# STUDY MATERIAL
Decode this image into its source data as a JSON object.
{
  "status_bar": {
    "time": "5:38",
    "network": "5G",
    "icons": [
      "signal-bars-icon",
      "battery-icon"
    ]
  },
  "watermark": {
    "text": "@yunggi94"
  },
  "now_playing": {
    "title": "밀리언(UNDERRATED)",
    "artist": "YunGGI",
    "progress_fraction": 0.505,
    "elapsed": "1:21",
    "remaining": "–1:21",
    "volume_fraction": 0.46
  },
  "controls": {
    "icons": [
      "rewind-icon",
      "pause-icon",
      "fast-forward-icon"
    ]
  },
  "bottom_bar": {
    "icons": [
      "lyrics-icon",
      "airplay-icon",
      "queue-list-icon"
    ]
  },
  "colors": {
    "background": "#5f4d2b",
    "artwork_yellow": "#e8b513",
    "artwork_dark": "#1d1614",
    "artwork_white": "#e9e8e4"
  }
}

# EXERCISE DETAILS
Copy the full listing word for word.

# YOUR SOLUTION
Decode this image into its source data as a JSON object.
{
  "status_bar": {
    "time": "5:38",
    "network": "5G",
    "icons": [
      "signal-bars-icon",
      "battery-icon"
    ]
  },
  "watermark": {
    "text": "@yunggi94"
  },
  "now_playing": {
    "title": "밀리언(UNDERRATED)",
    "artist": "YunGGI",
    "progress_fraction": 0.505,
    "elapsed": "1:21",
    "remaining": "–1:21",
    "volume_fraction": 0.46
  },
  "controls": {
    "icons": [
      "rewind-icon",
      "pause-icon",
      "fast-forward-icon"
    ]
  },
  "bottom_bar": {
    "icons": [
      "lyrics-icon",
      "airplay-icon",
      "queue-list-icon"
    ]
  },
  "colors": {
    "background": "#5f4d2b",
    "artwork_yellow": "#e8b513",
    "artwork_dark": "#1d1614",
    "artwork_white": "#e9e8e4"
  }
}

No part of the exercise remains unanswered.